November 7, 2018 – Michele Swers, an American government professor and expert on women in Congress, is the author of The Difference Women Make: The Policy Impact of Women in Congress as well as Women in the Club: Gender and Policy Making in the Senate. Swers is working on a new book examining differences in the policy views and support coalitions of Republican men and women in Congress.

Is 2018 another Year of the Woman?

Yes and no. In 1992, the midterm election became known as the Year of the Woman. But in 1992 and 2018, it's the Year of the Democratic Woman. Before 1992, there were very few women in Congress, but a relatively equal number of women from each party. The number of women in Congress has been growing on the Democrats’ side since 1992, but it's been fairly stagnant on the Republican side. Many of the current women who were elected were propelled by the activism of women. College-educated women in suburban districts were particularly energized by their opposition to President Trump, his tone and some of his policies. Women increased their participation in campaigns and more women donated to candidates than in previous midterm election years.

What’s the effect of more women in the House?

A large freshman class with so many new women will bring new energy to the Democratic Caucus and could help Nancy Pelosi secure her grip on the Speakership. With the number of women elected last night, the House Democratic caucus now moves above its current 30 percent. And with Democrats taking control of the House, women also will wield more political power.

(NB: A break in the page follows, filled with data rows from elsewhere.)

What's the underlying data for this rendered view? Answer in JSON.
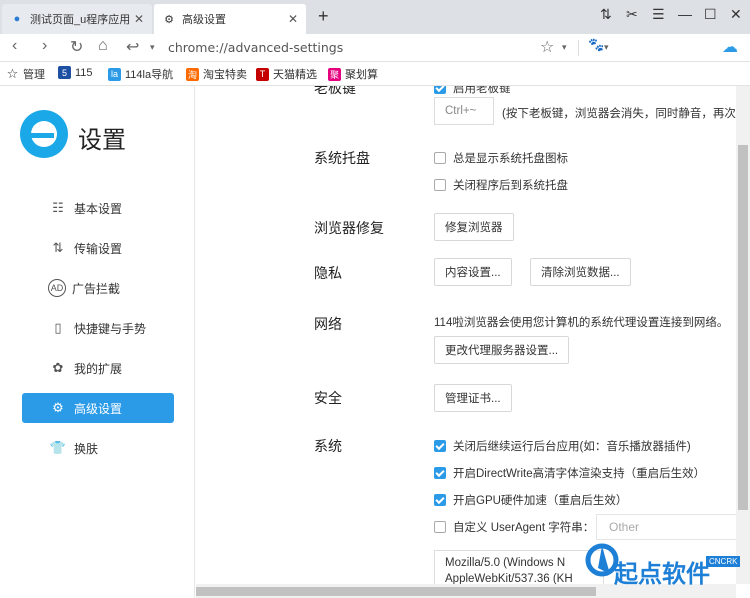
{
  "tabs": [
    {
      "label": "测试页面_u程序应用运行"
    },
    {
      "label": "高级设置"
    }
  ],
  "address": {
    "url": "chrome://advanced-settings"
  },
  "bookmarks": [
    {
      "label": "管理"
    },
    {
      "label": "115"
    },
    {
      "label": "114la导航"
    },
    {
      "label": "淘宝特卖"
    },
    {
      "label": "天猫精选"
    },
    {
      "label": "聚划算"
    }
  ],
  "sidebar": {
    "title": "设置",
    "items": [
      {
        "label": "基本设置"
      },
      {
        "label": "传输设置"
      },
      {
        "label": "广告拦截"
      },
      {
        "label": "快捷键与手势"
      },
      {
        "label": "我的扩展"
      },
      {
        "label": "高级设置"
      },
      {
        "label": "换肤"
      }
    ]
  },
  "main": {
    "boss_key": {
      "section": "老板键",
      "checkbox": "启用老板键",
      "key": "Ctrl+~",
      "hint": "(按下老板键，浏览器会消失，同时静音，再次按"
    },
    "tray": {
      "section": "系统托盘",
      "opt1": "总是显示系统托盘图标",
      "opt2": "关闭程序后到系统托盘"
    },
    "repair": {
      "section": "浏览器修复",
      "button": "修复浏览器"
    },
    "privacy": {
      "section": "隐私",
      "btn1": "内容设置...",
      "btn2": "清除浏览数据..."
    },
    "network": {
      "section": "网络",
      "desc": "114啦浏览器会使用您计算机的系统代理设置连接到网络。",
      "button": "更改代理服务器设置..."
    },
    "security": {
      "section": "安全",
      "button": "管理证书..."
    },
    "system": {
      "section": "系统",
      "opt1": "关闭后继续运行后台应用(如：音乐播放器插件)",
      "opt2": "开启DirectWrite高清字体渲染支持（重启后生效）",
      "opt3": "开启GPU硬件加速（重启后生效）",
      "opt4": "自定义 UserAgent 字符串：",
      "ua_placeholder": "Other",
      "ua_line1": "Mozilla/5.0 (Windows N",
      "ua_line2": "AppleWebKit/537.36 (KH"
    }
  },
  "watermark": {
    "text": "起点软件",
    "badge": "CNCRK"
  },
  "colors": {
    "accent": "#2b9be8",
    "logo": "#1aa8e8"
  }
}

Women are also now poised to ascend to some important committee chairmanships, including Rep. Nita Lowey (D-New York), who would chair the Appropriations Committee, and Rep. Maxine Waters (D-California), who will likely lead the Financial Services Committee. Women also may wield at least 33 subcommittee gavels.

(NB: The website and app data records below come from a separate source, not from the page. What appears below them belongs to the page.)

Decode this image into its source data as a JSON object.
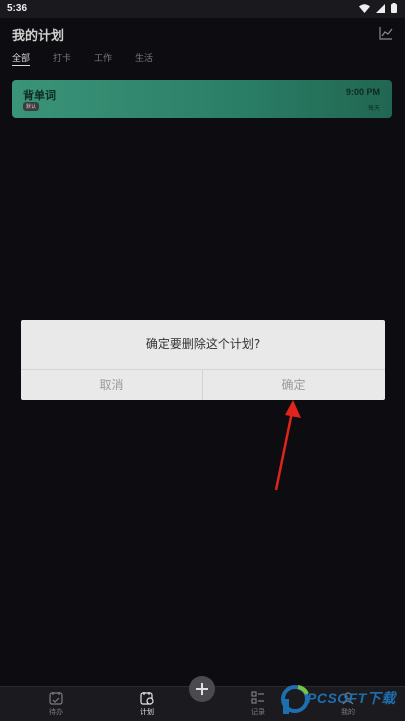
{
  "status_bar": {
    "time": "5:36"
  },
  "header": {
    "title": "我的计划"
  },
  "tabs": [
    {
      "label": "全部",
      "active": true
    },
    {
      "label": "打卡",
      "active": false
    },
    {
      "label": "工作",
      "active": false
    },
    {
      "label": "生活",
      "active": false
    }
  ],
  "plan_card": {
    "name": "背单词",
    "badge": "默认",
    "time": "9:00 PM",
    "repeat": "每天",
    "color": "#2f8a6e"
  },
  "dialog": {
    "message": "确定要删除这个计划?",
    "cancel_label": "取消",
    "confirm_label": "确定"
  },
  "bottom_nav": [
    {
      "label": "待办",
      "icon": "calendar-icon",
      "active": false
    },
    {
      "label": "计划",
      "icon": "plan-calendar-icon",
      "active": true
    },
    {
      "label": "记录",
      "icon": "list-icon",
      "active": false
    },
    {
      "label": "我的",
      "icon": "profile-icon",
      "active": false
    }
  ],
  "fab": {
    "icon": "plus-icon"
  },
  "watermark": {
    "text": "PCSOFT下载"
  },
  "colors": {
    "background": "#0d0c10",
    "accent": "#2f8a6e",
    "arrow": "#e0241b"
  }
}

Are the kinds of women elected different from before?

There were two kinds of female Democrats elected last night. New liberal Democratic women, many of whom are more racially and ethnically diverse, such as the first Latina women elected in Texas – Sylvia Garcia and Veronica Escobar – and the very well-known Alexandria Ocasio-Cortez in New York. There are also women who are more moderate who were elected in Republican-leaning districts such as Abby Finkenauer in Iowa, Lizzie Pannill Fletcher in Texas and Abigail Spanberger in Virginia. These women will have a greater challenge keeping their seats in a presidential year and will want to develop a more moderate policy record that is independent from the party.

What about the Senate?

Progress on women in Congress remains slow in the Senate. Moderate Democrats in red states were swept out, including Claire McCaskill in Missouri and Heidi Heitkamp in North Dakota. But with the election of Democrat Jacky Rosen, Nevada joins California, Washington, Minnesota and New Hampshire in having an all-female Senate delegation. Generally in the Senate and the House we are seeing moderate Democrats and Republicans losing and the party caucuses becoming more polarized.  

How did female conservatives fare?

Marsha Blackburn in Tennessee adds to the ranks of conservative women in the Senate, and the likely election of Martha McSally in the Arizona Senate race will add another female military veteran to the mix. There will probably be fewer Republican women in the House because the newly elected women, like Young Kim in California and Carol Miller in West Virginia, will not counterbalance the losses and retirements.